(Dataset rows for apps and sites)
────────────────

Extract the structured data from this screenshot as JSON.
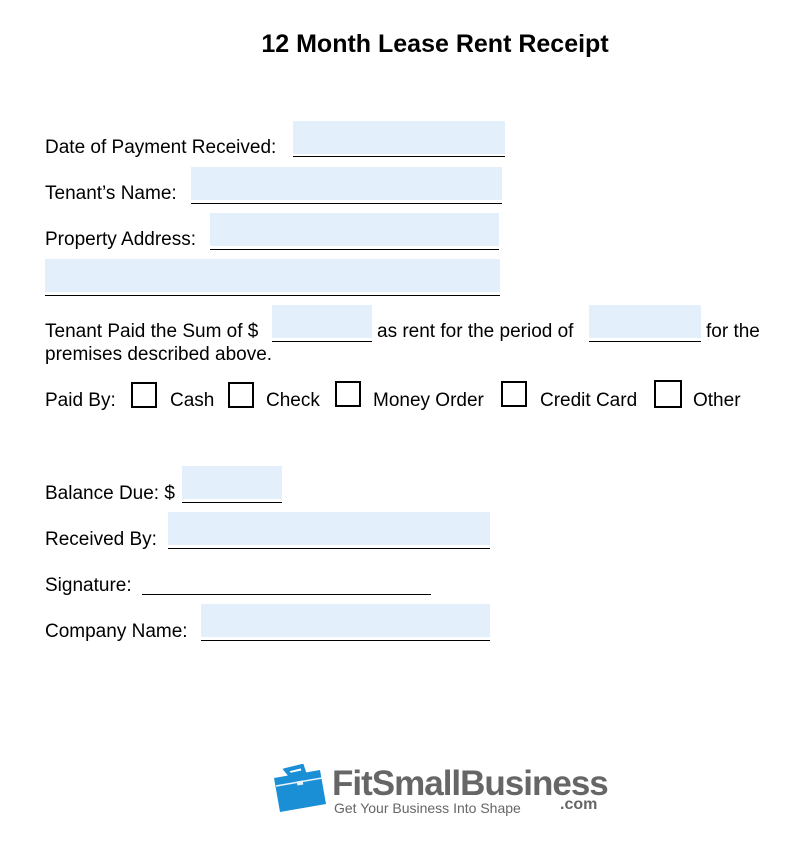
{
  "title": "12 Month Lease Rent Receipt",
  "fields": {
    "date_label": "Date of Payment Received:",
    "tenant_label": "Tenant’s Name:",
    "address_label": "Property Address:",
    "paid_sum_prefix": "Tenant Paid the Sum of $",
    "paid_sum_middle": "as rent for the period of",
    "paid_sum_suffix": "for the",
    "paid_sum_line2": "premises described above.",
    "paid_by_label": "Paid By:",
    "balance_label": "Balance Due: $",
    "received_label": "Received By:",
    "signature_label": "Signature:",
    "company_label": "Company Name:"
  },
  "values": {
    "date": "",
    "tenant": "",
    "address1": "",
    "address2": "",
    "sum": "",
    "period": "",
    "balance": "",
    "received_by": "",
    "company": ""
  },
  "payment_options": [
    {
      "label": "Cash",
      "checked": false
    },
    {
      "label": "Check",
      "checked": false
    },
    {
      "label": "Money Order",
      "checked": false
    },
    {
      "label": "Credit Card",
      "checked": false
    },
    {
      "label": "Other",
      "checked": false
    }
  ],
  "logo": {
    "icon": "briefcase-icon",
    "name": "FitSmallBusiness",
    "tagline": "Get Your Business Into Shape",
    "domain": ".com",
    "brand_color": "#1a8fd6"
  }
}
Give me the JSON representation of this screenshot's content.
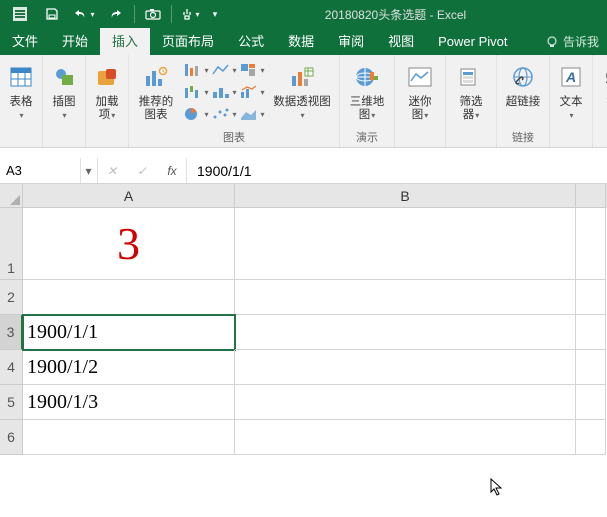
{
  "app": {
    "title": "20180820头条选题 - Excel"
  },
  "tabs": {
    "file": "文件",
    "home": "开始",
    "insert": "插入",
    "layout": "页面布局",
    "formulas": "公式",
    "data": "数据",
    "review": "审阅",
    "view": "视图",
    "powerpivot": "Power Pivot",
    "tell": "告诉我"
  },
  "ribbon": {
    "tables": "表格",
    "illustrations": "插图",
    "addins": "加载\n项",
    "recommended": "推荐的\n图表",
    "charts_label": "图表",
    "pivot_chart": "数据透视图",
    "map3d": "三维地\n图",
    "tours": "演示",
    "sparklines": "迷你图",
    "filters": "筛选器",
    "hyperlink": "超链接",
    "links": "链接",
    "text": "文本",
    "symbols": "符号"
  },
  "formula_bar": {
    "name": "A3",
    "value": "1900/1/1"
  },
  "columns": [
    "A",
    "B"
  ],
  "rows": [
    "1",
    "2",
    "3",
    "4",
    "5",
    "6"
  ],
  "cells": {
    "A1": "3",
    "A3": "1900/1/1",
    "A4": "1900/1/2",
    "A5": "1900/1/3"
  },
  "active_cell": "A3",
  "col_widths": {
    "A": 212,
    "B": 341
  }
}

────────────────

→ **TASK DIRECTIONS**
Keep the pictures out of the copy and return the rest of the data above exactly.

→ **EXPECTED OUTPUT**
Extract the structured data from this screenshot as JSON.
{
  "title": "12 Month Lease Rent Receipt",
  "fields": {
    "date_label": "Date of Payment Received:",
    "tenant_label": "Tenant’s Name:",
    "address_label": "Property Address:",
    "paid_sum_prefix": "Tenant Paid the Sum of $",
    "paid_sum_middle": "as rent for the period of",
    "paid_sum_suffix": "for the",
    "paid_sum_line2": "premises described above.",
    "paid_by_label": "Paid By:",
    "balance_label": "Balance Due: $",
    "received_label": "Received By:",
    "signature_label": "Signature:",
    "company_label": "Company Name:"
  },
  "values": {
    "date": "",
    "tenant": "",
    "address1": "",
    "address2": "",
    "sum": "",
    "period": "",
    "balance": "",
    "received_by": "",
    "company": ""
  },
  "payment_options": [
    {
      "label": "Cash",
      "checked": false
    },
    {
      "label": "Check",
      "checked": false
    },
    {
      "label": "Money Order",
      "checked": false
    },
    {
      "label": "Credit Card",
      "checked": false
    },
    {
      "label": "Other",
      "checked": false
    }
  ],
  "logo": {
    "icon": "briefcase-icon",
    "name": "FitSmallBusiness",
    "tagline": "Get Your Business Into Shape",
    "domain": ".com",
    "brand_color": "#1a8fd6"
  }
}
Give me the JSON representation of this screenshot's content.
{
  "app": {
    "title": "20180820头条选题 - Excel"
  },
  "tabs": {
    "file": "文件",
    "home": "开始",
    "insert": "插入",
    "layout": "页面布局",
    "formulas": "公式",
    "data": "数据",
    "review": "审阅",
    "view": "视图",
    "powerpivot": "Power Pivot",
    "tell": "告诉我"
  },
  "ribbon": {
    "tables": "表格",
    "illustrations": "插图",
    "addins": "加载\n项",
    "recommended": "推荐的\n图表",
    "charts_label": "图表",
    "pivot_chart": "数据透视图",
    "map3d": "三维地\n图",
    "tours": "演示",
    "sparklines": "迷你图",
    "filters": "筛选器",
    "hyperlink": "超链接",
    "links": "链接",
    "text": "文本",
    "symbols": "符号"
  },
  "formula_bar": {
    "name": "A3",
    "value": "1900/1/1"
  },
  "columns": [
    "A",
    "B"
  ],
  "rows": [
    "1",
    "2",
    "3",
    "4",
    "5",
    "6"
  ],
  "cells": {
    "A1": "3",
    "A3": "1900/1/1",
    "A4": "1900/1/2",
    "A5": "1900/1/3"
  },
  "active_cell": "A3",
  "col_widths": {
    "A": 212,
    "B": 341
  }
}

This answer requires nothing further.